Information shown: Begin
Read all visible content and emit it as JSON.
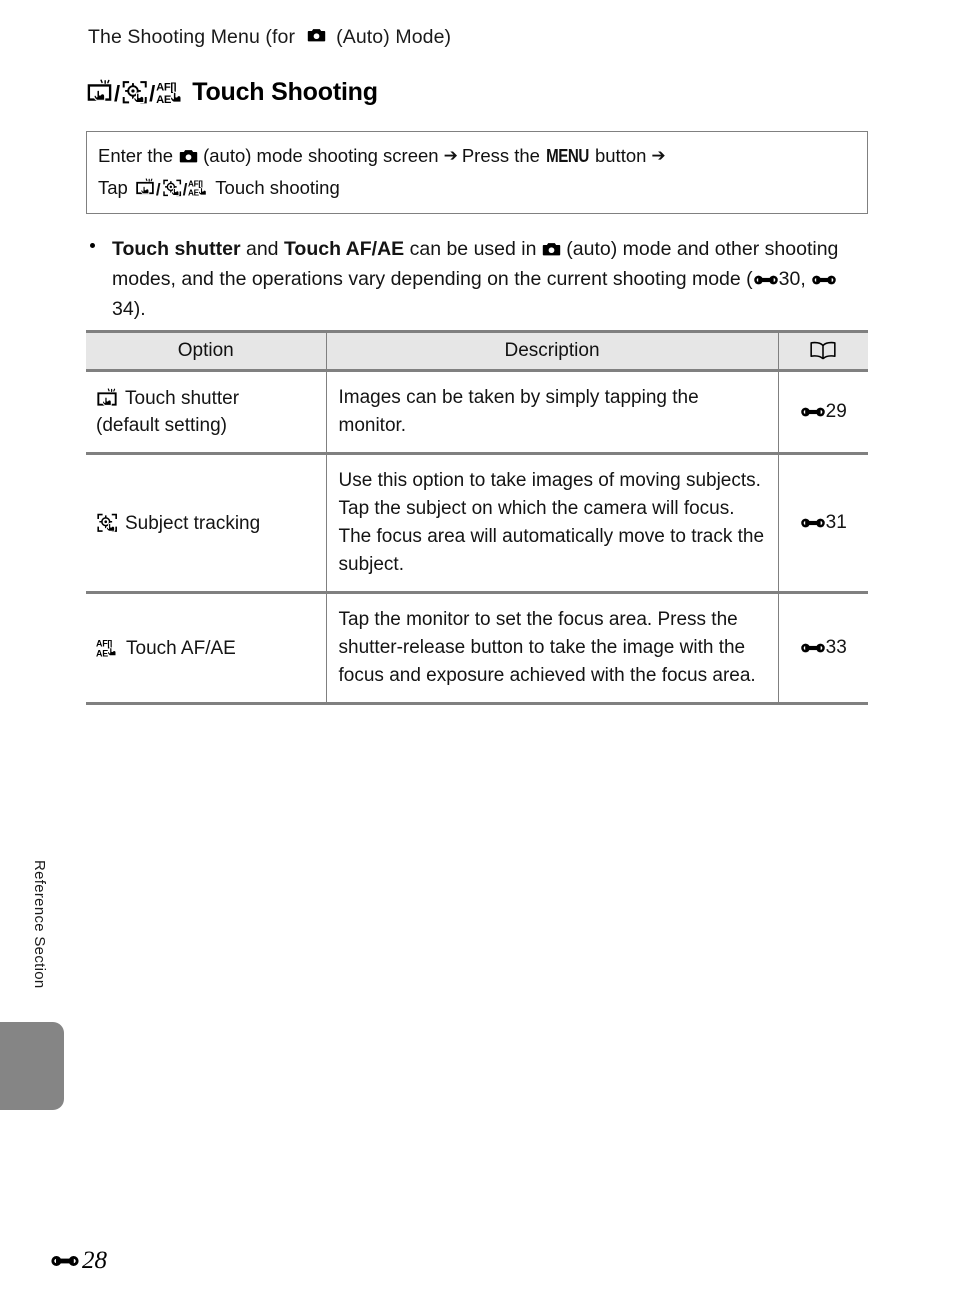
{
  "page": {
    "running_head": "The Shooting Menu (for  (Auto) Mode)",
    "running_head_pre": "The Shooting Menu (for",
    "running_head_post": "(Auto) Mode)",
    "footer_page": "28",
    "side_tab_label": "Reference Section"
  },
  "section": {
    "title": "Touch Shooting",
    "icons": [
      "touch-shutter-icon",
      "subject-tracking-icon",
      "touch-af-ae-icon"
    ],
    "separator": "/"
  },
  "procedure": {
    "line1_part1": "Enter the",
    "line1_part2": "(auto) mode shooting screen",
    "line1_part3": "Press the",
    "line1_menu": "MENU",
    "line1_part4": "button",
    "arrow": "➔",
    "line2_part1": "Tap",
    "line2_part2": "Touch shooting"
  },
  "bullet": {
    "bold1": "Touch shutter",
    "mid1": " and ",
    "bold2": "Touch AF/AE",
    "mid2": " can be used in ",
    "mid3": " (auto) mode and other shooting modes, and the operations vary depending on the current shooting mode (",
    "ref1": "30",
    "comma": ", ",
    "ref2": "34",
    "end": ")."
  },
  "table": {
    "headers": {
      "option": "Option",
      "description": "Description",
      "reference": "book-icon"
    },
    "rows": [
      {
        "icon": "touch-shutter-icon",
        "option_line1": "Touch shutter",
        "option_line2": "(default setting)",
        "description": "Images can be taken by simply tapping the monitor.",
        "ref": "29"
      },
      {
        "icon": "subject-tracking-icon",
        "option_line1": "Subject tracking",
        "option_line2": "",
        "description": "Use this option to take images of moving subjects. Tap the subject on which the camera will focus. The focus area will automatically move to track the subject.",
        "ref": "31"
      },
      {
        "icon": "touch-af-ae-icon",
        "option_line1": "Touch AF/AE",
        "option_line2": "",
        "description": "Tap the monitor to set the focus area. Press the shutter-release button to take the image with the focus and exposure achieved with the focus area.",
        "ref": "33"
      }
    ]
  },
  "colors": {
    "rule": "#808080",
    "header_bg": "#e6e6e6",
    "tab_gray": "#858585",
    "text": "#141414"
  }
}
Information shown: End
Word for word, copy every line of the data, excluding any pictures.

Read all visible content and emit it as JSON.
{
  "page": {
    "running_head": "The Shooting Menu (for  (Auto) Mode)",
    "running_head_pre": "The Shooting Menu (for",
    "running_head_post": "(Auto) Mode)",
    "footer_page": "28",
    "side_tab_label": "Reference Section"
  },
  "section": {
    "title": "Touch Shooting",
    "icons": [
      "touch-shutter-icon",
      "subject-tracking-icon",
      "touch-af-ae-icon"
    ],
    "separator": "/"
  },
  "procedure": {
    "line1_part1": "Enter the",
    "line1_part2": "(auto) mode shooting screen",
    "line1_part3": "Press the",
    "line1_menu": "MENU",
    "line1_part4": "button",
    "arrow": "➔",
    "line2_part1": "Tap",
    "line2_part2": "Touch shooting"
  },
  "bullet": {
    "bold1": "Touch shutter",
    "mid1": " and ",
    "bold2": "Touch AF/AE",
    "mid2": " can be used in ",
    "mid3": " (auto) mode and other shooting modes, and the operations vary depending on the current shooting mode (",
    "ref1": "30",
    "comma": ", ",
    "ref2": "34",
    "end": ")."
  },
  "table": {
    "headers": {
      "option": "Option",
      "description": "Description",
      "reference": "book-icon"
    },
    "rows": [
      {
        "icon": "touch-shutter-icon",
        "option_line1": "Touch shutter",
        "option_line2": "(default setting)",
        "description": "Images can be taken by simply tapping the monitor.",
        "ref": "29"
      },
      {
        "icon": "subject-tracking-icon",
        "option_line1": "Subject tracking",
        "option_line2": "",
        "description": "Use this option to take images of moving subjects. Tap the subject on which the camera will focus. The focus area will automatically move to track the subject.",
        "ref": "31"
      },
      {
        "icon": "touch-af-ae-icon",
        "option_line1": "Touch AF/AE",
        "option_line2": "",
        "description": "Tap the monitor to set the focus area. Press the shutter-release button to take the image with the focus and exposure achieved with the focus area.",
        "ref": "33"
      }
    ]
  },
  "colors": {
    "rule": "#808080",
    "header_bg": "#e6e6e6",
    "tab_gray": "#858585",
    "text": "#141414"
  }
}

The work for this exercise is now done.